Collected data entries

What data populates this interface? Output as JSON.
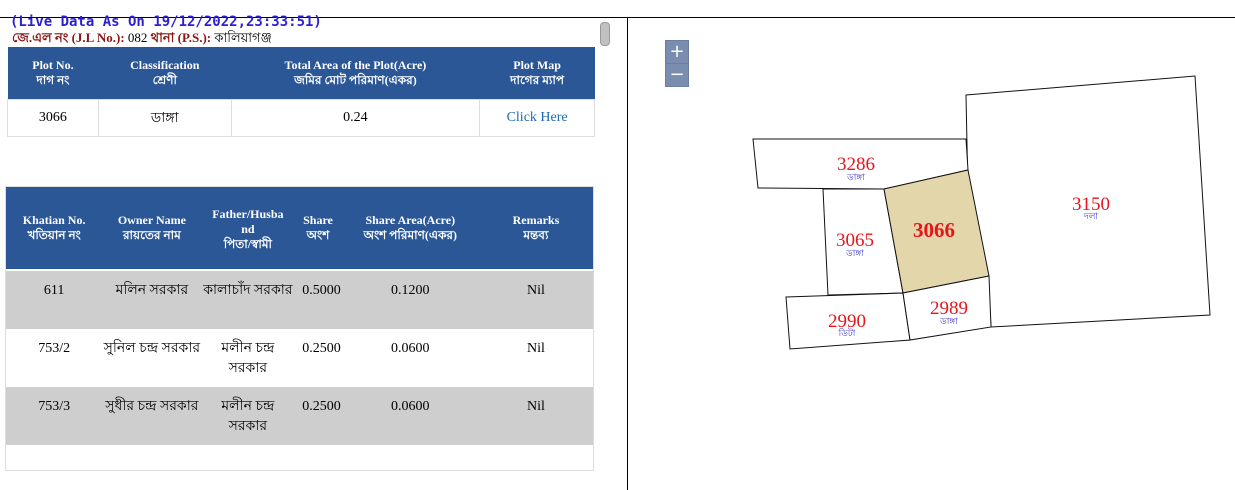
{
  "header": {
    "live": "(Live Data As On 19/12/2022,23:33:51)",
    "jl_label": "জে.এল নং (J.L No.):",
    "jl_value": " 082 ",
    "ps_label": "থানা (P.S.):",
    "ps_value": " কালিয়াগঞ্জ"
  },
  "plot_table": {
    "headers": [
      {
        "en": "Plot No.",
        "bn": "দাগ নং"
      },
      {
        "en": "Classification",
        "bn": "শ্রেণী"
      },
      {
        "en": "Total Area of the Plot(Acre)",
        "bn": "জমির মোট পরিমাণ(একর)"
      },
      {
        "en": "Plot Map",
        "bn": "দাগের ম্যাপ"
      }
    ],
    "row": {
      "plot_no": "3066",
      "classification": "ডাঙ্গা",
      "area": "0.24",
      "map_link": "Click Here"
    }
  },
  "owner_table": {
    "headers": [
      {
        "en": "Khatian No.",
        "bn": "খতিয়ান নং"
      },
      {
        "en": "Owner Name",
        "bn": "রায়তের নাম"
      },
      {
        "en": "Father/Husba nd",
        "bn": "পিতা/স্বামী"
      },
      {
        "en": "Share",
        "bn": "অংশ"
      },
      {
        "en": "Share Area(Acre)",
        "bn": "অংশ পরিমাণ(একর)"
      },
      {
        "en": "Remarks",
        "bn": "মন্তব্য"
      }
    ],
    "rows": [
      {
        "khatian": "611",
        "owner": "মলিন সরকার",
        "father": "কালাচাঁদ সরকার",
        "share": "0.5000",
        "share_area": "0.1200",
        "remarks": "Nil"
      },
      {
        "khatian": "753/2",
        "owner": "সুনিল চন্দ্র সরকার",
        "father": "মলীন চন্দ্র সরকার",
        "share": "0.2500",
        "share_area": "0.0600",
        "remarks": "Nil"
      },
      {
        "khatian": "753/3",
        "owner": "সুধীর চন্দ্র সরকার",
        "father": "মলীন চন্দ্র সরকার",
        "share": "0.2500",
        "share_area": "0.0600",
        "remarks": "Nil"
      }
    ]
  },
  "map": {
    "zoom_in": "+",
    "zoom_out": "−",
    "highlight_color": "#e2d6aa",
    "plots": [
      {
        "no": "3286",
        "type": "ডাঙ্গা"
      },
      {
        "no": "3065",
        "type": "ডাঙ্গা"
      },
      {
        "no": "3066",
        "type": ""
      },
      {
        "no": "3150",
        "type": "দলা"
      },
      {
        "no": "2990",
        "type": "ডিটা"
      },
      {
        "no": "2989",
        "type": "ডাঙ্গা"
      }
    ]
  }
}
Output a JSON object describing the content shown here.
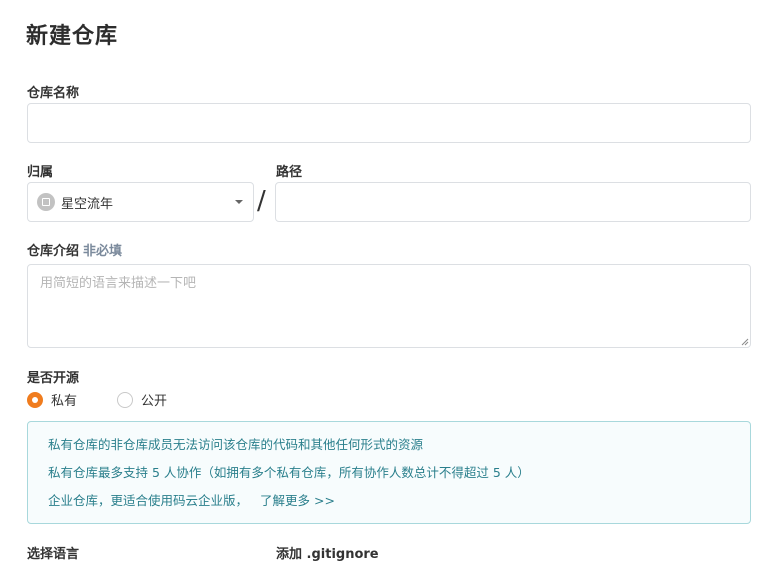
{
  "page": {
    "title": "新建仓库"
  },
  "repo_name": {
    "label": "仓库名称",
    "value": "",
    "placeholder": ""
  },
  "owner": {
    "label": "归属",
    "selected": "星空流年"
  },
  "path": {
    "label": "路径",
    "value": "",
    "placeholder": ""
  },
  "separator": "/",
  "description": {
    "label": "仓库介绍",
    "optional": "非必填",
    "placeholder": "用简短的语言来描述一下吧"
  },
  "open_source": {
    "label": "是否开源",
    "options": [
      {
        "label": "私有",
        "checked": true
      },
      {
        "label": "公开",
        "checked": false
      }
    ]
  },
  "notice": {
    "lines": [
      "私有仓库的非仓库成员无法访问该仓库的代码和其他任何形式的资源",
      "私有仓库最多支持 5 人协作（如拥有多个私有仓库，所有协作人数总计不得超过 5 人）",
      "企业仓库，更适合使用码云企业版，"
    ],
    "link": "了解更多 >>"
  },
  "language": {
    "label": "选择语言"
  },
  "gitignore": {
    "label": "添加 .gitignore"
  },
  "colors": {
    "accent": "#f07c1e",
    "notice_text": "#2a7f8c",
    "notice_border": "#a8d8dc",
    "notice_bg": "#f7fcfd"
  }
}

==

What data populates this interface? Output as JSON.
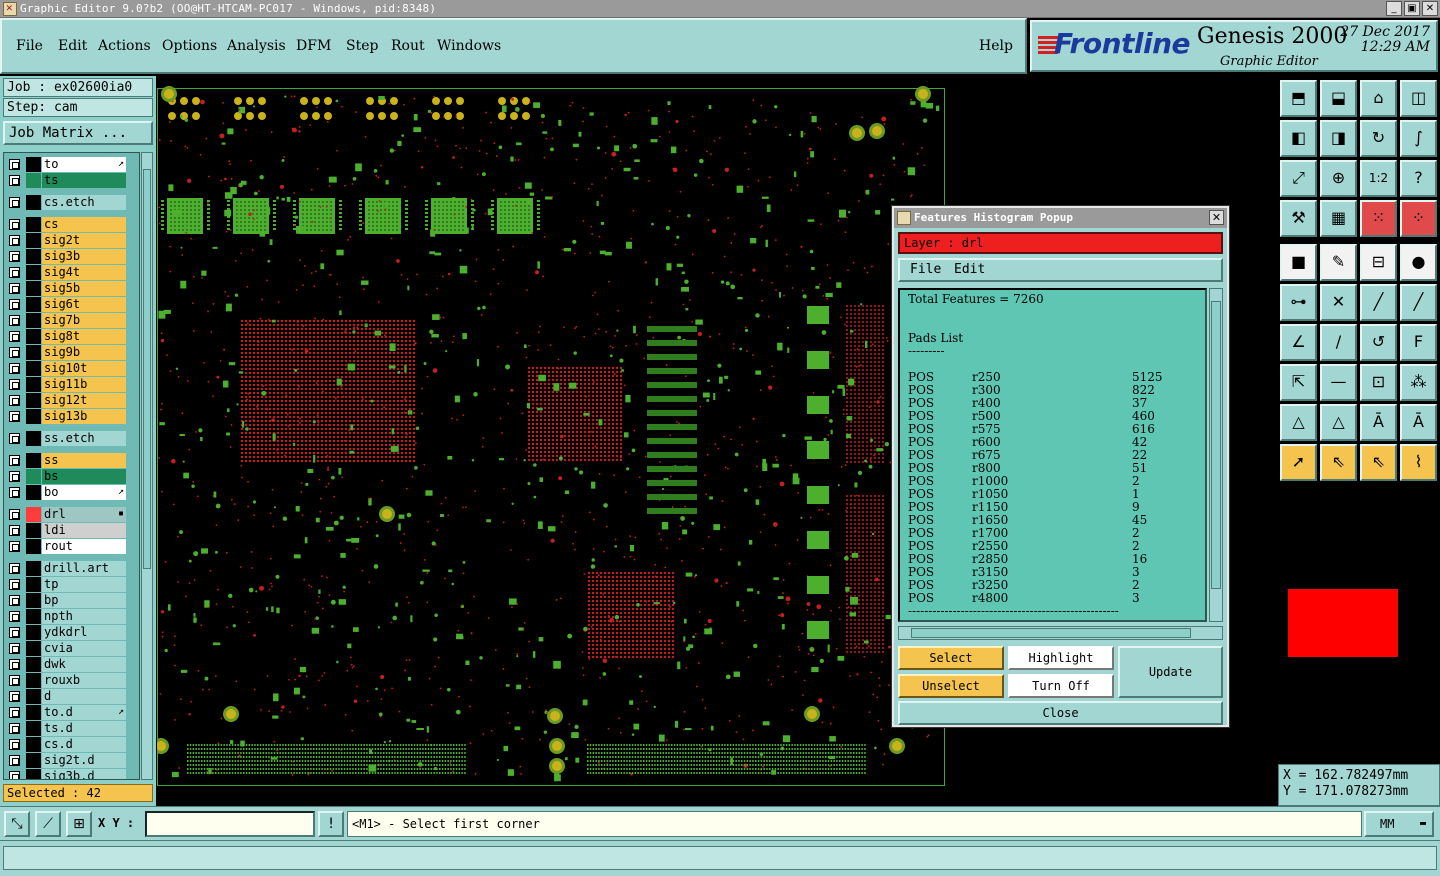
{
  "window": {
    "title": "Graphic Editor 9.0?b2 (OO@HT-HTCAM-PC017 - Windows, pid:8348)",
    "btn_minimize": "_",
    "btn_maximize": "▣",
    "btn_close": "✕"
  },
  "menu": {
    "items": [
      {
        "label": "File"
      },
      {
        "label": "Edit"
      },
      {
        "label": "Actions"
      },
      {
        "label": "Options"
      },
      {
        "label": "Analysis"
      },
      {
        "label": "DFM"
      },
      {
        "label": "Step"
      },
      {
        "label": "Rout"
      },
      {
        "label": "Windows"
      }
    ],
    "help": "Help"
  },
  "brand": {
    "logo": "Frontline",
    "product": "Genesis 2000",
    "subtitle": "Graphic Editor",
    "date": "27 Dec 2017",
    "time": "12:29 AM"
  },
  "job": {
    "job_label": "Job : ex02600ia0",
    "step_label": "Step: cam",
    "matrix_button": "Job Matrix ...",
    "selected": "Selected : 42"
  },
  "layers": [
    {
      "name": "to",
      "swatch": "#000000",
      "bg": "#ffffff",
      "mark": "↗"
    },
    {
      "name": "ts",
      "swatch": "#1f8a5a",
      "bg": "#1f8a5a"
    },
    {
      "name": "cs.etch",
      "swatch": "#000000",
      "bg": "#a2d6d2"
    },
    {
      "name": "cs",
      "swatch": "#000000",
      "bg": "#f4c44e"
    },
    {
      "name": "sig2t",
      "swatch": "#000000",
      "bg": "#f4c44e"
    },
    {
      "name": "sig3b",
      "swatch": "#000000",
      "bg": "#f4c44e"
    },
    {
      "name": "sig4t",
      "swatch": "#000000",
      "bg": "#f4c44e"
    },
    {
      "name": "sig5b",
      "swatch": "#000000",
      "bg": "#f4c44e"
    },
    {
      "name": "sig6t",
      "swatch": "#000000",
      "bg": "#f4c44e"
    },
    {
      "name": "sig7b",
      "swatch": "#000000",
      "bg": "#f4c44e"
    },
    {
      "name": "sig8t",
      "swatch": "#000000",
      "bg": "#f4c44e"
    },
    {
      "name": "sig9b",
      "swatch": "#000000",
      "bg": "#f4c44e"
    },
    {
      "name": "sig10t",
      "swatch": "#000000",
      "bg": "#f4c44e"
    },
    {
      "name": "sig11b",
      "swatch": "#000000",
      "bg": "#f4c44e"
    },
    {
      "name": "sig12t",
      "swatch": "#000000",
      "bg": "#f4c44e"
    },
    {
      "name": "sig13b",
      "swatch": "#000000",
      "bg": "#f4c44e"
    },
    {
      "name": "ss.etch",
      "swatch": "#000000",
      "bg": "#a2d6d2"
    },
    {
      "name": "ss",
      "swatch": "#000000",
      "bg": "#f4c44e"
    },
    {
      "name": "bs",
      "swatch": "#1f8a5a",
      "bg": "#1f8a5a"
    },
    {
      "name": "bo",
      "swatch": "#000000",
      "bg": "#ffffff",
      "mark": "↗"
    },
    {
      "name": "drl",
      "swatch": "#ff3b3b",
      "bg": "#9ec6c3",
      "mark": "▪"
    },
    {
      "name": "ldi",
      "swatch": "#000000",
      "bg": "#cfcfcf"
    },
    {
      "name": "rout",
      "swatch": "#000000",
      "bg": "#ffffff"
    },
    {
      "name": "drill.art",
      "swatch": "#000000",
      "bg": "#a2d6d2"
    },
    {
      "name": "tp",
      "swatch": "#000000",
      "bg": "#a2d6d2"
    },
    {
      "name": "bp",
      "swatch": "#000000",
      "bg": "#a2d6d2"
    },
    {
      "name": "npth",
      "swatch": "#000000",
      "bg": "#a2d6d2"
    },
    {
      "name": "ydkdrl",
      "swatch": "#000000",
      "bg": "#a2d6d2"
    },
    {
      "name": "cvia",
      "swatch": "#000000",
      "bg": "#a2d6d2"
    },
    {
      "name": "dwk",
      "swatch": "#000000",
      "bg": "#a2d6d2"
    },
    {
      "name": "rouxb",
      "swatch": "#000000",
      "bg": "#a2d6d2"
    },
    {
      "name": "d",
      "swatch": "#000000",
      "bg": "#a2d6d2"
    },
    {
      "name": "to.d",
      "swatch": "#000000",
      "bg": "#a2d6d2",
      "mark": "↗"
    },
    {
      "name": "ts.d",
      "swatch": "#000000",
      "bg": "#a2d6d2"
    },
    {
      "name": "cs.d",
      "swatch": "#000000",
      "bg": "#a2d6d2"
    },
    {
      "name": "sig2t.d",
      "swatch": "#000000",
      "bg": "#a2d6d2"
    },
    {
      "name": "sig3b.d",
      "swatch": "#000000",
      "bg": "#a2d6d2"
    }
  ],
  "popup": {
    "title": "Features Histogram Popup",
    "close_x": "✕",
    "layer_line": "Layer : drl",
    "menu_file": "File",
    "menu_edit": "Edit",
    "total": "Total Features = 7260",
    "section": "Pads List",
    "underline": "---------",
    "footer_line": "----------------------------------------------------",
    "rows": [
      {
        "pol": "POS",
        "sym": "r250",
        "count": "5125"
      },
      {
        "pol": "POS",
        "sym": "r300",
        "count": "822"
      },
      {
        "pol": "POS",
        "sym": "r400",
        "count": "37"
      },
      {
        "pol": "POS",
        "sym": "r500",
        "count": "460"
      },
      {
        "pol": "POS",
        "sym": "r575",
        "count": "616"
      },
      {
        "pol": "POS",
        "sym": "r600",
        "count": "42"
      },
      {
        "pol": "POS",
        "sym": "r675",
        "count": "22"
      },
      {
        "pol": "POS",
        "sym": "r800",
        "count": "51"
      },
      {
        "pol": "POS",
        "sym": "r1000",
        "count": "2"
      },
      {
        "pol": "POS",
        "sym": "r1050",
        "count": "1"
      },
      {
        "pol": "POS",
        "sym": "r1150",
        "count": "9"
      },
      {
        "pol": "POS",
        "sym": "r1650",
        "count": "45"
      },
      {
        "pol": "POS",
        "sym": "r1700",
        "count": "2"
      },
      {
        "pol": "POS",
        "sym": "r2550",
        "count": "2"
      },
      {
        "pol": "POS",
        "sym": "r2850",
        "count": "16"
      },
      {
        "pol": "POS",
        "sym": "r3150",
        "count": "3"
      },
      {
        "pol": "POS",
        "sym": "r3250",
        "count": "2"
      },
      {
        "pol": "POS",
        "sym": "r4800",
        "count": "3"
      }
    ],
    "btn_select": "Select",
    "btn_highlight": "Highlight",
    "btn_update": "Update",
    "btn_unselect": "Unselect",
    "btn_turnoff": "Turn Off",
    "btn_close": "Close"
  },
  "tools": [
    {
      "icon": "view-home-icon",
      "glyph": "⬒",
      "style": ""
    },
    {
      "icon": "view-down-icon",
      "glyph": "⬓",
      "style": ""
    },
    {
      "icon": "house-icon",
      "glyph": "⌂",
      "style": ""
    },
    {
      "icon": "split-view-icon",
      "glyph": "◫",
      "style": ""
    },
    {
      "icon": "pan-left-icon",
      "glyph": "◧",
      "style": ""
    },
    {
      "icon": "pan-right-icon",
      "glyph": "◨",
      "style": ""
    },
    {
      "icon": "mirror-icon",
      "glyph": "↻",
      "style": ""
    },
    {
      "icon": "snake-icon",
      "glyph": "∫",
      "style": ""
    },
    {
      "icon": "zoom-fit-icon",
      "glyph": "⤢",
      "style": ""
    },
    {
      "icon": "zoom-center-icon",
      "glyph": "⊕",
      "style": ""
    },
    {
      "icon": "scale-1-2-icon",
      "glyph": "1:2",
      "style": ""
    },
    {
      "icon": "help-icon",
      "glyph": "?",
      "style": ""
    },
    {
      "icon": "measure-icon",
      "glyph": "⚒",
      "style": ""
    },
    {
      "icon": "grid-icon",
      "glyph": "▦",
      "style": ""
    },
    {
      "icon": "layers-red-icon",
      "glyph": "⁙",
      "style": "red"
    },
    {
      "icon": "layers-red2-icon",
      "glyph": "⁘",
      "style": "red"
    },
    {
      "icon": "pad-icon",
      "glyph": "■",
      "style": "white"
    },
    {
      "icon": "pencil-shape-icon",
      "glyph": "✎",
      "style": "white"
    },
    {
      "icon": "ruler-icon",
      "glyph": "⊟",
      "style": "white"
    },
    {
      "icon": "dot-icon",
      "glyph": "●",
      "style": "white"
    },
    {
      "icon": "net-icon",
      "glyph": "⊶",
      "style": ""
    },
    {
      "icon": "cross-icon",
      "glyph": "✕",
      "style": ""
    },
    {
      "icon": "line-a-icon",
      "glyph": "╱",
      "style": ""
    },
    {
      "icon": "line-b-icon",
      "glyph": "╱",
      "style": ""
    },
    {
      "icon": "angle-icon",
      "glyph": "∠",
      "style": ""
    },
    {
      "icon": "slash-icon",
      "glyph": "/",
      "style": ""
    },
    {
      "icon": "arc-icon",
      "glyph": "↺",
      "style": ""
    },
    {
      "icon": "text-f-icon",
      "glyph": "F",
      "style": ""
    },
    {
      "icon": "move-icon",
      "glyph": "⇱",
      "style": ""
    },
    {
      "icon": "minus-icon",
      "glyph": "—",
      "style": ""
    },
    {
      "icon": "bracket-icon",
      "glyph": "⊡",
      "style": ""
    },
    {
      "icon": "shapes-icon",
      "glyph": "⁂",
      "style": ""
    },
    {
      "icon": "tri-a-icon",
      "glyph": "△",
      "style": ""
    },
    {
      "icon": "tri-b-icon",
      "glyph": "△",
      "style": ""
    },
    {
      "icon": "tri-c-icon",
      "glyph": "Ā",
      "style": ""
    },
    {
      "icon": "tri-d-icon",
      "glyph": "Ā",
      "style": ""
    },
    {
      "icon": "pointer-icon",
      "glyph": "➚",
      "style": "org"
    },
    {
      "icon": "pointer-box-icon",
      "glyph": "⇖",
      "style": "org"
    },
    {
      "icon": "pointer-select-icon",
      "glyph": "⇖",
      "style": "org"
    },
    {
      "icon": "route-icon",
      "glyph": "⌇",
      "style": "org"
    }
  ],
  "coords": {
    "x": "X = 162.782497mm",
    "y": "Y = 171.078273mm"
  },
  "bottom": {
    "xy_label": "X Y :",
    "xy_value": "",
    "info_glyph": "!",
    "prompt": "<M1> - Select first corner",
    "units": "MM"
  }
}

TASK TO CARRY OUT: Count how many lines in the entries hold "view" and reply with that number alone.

RESPONSE AREA: 3